Transgressive Circulation: Essays on Translation by Johannes Göransson
Blacksburg, Virginia. Noemi Press. 2018. 96 pages.
If you’ve noticed that translated books are enjoying an uptick in popularity, you are not alone. Indeed, the griping about a widespread disregard for the artform has given way to translations being lauded as a panacea for the dark times we’re living in. Everyone is on board, it seems, from magazine editors to publishers, whose lists now include translation-focused series. While I remain skeptical, seeing the latest cheering of translations and translators as a mere cyclical trend that’s more self-congratulatory than systemic—not unlike the cherry-picking of a few homegrown minority authors while the rest get shut out—the extra attention is a nice change. If only we could shift the accompanying conversation from the total number of translated books published in a given year, which strikes me as superfluous, to the question of their diminutive readership or the fact that many translators are no less self-serving than original authors . . .
In the meantime, we get to enjoy Johannes Göransson’s treatise, which rehashes some familiar arguments for and against translation—those of Venuti and of Steiner, for instance—but also, and more importantly, argues for translations to be recognized for their contributions to the shaping of all writing and the literary marketplace as a whole. He locates the mistrust of translated poetry in the mistrust of all things foreign and their alleged “strangeness” disrupting “bourgeois privacy, domesticity.” Furthermore, he criticizes—rightly so—that staple of creative writing pedagogy, “write what you know,” for equating good writing with one’s voice—i.e., something that is “natural, it comes from within, it is not artifice and it is not foreign.” Consequently, embracing translations upsets the writer-reader communication, which is endowed with authenticity, leading to a breakdown in “the economy of taste” due to the proliferation of questionable works/versions and voices. And that’s a good thing.

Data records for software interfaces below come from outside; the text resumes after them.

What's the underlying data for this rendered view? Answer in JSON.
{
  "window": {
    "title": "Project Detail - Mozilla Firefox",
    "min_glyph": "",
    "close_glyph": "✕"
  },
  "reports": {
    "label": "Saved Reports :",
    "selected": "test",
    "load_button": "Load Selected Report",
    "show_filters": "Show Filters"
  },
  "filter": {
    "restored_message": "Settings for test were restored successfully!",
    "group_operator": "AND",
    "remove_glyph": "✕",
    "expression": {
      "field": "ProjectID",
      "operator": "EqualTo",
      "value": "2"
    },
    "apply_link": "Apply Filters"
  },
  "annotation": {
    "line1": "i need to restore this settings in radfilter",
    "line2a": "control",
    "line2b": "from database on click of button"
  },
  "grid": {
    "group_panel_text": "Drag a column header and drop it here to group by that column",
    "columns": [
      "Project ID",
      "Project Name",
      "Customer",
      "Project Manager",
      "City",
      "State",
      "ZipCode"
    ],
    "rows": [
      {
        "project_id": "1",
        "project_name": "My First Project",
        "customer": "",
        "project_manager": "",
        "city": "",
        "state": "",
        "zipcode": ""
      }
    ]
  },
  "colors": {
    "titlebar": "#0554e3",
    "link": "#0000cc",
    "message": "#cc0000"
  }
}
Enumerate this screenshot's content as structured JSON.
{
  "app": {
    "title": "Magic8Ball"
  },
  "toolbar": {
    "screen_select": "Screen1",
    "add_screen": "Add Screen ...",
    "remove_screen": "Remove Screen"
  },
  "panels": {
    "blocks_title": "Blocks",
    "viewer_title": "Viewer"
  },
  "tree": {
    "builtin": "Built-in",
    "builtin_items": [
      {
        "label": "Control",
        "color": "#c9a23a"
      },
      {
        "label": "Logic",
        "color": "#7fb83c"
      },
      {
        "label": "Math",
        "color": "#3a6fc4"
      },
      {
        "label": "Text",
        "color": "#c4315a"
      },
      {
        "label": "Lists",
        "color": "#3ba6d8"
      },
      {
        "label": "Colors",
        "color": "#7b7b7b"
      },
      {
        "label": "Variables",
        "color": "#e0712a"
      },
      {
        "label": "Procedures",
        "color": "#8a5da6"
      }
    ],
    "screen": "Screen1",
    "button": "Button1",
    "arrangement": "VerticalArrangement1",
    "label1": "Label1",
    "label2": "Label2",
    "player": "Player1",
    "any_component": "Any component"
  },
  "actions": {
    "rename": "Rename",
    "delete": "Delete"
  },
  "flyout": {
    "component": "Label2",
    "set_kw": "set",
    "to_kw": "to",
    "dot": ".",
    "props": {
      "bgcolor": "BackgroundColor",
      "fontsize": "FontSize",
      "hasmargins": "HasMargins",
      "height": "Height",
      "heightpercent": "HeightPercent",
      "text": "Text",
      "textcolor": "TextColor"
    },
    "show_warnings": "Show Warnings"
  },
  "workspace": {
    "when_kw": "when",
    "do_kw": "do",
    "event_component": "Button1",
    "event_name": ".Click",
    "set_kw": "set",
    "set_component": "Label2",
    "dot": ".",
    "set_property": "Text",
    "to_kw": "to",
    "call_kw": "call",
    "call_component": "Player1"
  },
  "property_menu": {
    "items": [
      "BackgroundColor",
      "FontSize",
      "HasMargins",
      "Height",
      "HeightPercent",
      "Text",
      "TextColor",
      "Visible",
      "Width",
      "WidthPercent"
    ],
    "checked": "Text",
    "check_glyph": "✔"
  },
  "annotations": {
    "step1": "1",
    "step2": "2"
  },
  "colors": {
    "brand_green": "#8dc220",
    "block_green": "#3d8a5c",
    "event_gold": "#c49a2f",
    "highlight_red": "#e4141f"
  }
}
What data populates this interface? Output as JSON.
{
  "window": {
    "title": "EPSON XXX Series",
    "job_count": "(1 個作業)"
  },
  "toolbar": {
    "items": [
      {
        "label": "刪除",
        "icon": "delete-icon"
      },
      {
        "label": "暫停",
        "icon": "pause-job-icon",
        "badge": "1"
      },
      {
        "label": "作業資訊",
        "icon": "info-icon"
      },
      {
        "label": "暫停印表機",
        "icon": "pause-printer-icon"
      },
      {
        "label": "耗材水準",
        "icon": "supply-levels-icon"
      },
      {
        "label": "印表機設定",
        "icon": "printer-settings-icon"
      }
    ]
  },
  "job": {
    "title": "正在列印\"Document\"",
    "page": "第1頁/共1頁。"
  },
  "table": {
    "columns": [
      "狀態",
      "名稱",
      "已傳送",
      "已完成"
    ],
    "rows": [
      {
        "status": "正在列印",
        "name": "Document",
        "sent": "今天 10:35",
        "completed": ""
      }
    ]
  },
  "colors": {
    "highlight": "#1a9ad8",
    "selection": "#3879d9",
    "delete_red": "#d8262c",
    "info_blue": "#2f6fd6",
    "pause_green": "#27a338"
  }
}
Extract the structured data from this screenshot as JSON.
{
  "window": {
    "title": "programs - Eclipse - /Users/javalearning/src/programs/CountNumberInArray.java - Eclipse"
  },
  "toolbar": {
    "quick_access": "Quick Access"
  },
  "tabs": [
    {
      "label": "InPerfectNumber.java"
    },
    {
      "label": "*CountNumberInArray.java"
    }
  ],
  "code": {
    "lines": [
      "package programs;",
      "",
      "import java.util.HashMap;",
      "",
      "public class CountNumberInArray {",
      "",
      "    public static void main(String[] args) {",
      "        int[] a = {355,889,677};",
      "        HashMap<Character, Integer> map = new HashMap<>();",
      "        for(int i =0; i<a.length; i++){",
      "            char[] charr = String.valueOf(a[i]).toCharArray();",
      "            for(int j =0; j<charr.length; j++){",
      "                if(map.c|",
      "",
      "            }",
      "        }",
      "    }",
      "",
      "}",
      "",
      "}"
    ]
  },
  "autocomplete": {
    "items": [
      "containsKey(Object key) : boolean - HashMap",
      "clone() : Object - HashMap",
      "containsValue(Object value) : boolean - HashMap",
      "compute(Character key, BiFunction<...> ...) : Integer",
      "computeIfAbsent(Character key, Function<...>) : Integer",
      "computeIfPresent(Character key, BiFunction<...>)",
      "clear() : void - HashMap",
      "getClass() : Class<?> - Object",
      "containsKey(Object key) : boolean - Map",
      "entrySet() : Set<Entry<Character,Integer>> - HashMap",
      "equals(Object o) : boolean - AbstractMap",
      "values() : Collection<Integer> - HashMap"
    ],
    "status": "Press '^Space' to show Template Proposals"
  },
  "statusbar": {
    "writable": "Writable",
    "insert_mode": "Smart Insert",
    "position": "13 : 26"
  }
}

Göransson’s main contribution to the debate is to remind us that “translations deform” the target culture. “This violence,” he argues, “generated by the transgression of translation’s circulation, is not something we should attempt to protect poetry from.” Why? Because destabilizing hierarchies and opening oneself up to foreign voices “can be used against the regimes of control and exclusion.” True enough. But does reading foreign poets actually expand the poet’s thematic and formal toolkit?
While Göransson uses the example of some American poets having been denigrated for being “too influenced” by surrealists, it’s hard to believe that in this day and age a poet would be criticized for looking abroad for models, though apparently it happens. Göransson concludes his treatise by stressing that the American poetry scene is not homogeneous—and that we shouldn’t aim to master it. Championing “a more volatile US poetry,” he doesn’t, appropriately so, define it for us.
University of Southern California